There I stood just a couple of feet away from a honeybee hive, and I felt no fear. I never thought I would feel that way around tens of thousands of worker bees fearlessly protecting and nurturing their queen, but this day I felt attuned to to their plight. By chance, I had just met Jim Dowling, a hobbyist beekeeper who once operated this property of his as an inn called the Gerstle Park Inn in San Rafael, California. It’s so idyllic, there’s about a 2,000-year-old redwood right in the backyard. A friend of mine lives in one of the cottages on the property, and on a golden Friday afternoon, Jim stopped what he was doing just because I wanted to know everything he knows about honeybees.
With wholesome elocution, he highlighted everything from the little dances they do to communicate with one another, to their behavior in a swarm (the size of a basketball), to his process of harvesting the copious amounts of honey that his little friends generously produce. It was all so fascinating that I was more than intrigued to visit the hives and observe them up close and personally.
You might have heard already that more than half of America’s honeybees have disappeared in the last ten years. Most people don’t think about what that decline really means.
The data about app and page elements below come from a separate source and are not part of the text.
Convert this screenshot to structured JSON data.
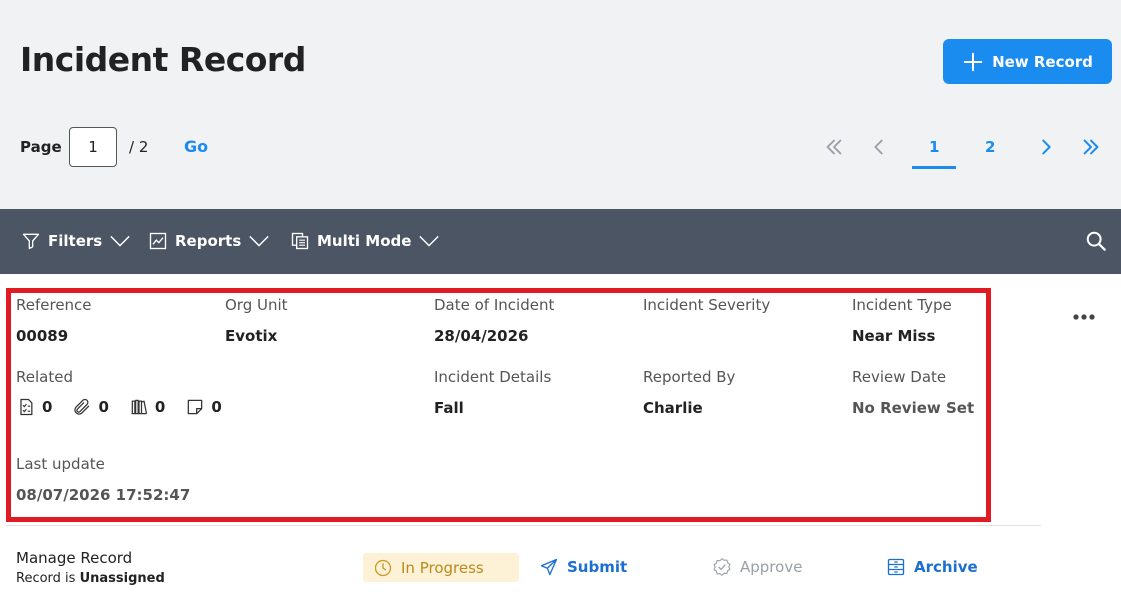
{
  "header": {
    "title": "Incident Record",
    "new_record_label": "New Record"
  },
  "pagination": {
    "page_label": "Page",
    "current_page": "1",
    "total_label": "/ 2",
    "go_label": "Go",
    "pages": [
      "1",
      "2"
    ]
  },
  "toolbar": {
    "filters_label": "Filters",
    "reports_label": "Reports",
    "multi_mode_label": "Multi Mode"
  },
  "record": {
    "reference": {
      "label": "Reference",
      "value": "00089"
    },
    "org_unit": {
      "label": "Org Unit",
      "value": "Evotix"
    },
    "date_of_incident": {
      "label": "Date of Incident",
      "value": "28/04/2026"
    },
    "incident_severity": {
      "label": "Incident Severity",
      "value": ""
    },
    "incident_type": {
      "label": "Incident Type",
      "value": "Near Miss"
    },
    "related": {
      "label": "Related",
      "checklists": "0",
      "attachments": "0",
      "library": "0",
      "notes": "0"
    },
    "incident_details": {
      "label": "Incident Details",
      "value": "Fall"
    },
    "reported_by": {
      "label": "Reported By",
      "value": "Charlie"
    },
    "review_date": {
      "label": "Review Date",
      "value": "No Review Set"
    },
    "last_update": {
      "label": "Last update",
      "value": "08/07/2026 17:52:47"
    }
  },
  "manage": {
    "title": "Manage Record",
    "sub_prefix": "Record is",
    "assignment": "Unassigned",
    "status": "In Progress",
    "submit_label": "Submit",
    "approve_label": "Approve",
    "archive_label": "Archive"
  },
  "colors": {
    "accent": "#1a8cf0",
    "toolbar_bg": "#4c5564",
    "highlight_border": "#e01b24",
    "status_bg": "#fdf1d6"
  }
}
Well, honeybees pollinate one-third of the world’s food supply, including nuts, produce, coffee; in 2010, these insects were responsible for $19 billion worth of crops in the US. So, if the little busybodies aren’t around to fulfill their niche, then our healthy food supply becomes severely diminished (for those who identify more as a carnivore, honeybees also affect alfalfa eaten by cows).
Jim’s face lit up telling me about his recent discovery of a native colony of bees, which he will tend to himself. The beauty of these native bees is that they have developed an immunity to the bloodsucking varroa mites that wreck honeybee immune systems.
But the main culprits wreaking havoc on honeybee populations seem to be neonicotinoid insecticides and habitat loss. Natural selection must, and will run its course. Humanity has to do certain things to ensure our own survival, but in the process more people have to be aware of the impact that has on other species. This includes poor agricultural management, as well as land development that depletes honeybees’ natural food supply.
Aside from bees’ role as pollinators of much of our food, it’s just as important to consider what we can do to lessen our impact and keep them healthy for their own sake. As I watched those bees just doing their thing, I had a warm feeling of everything being as it should be. If you stop to notice them at work, you’ll see that it’s pretty beautiful.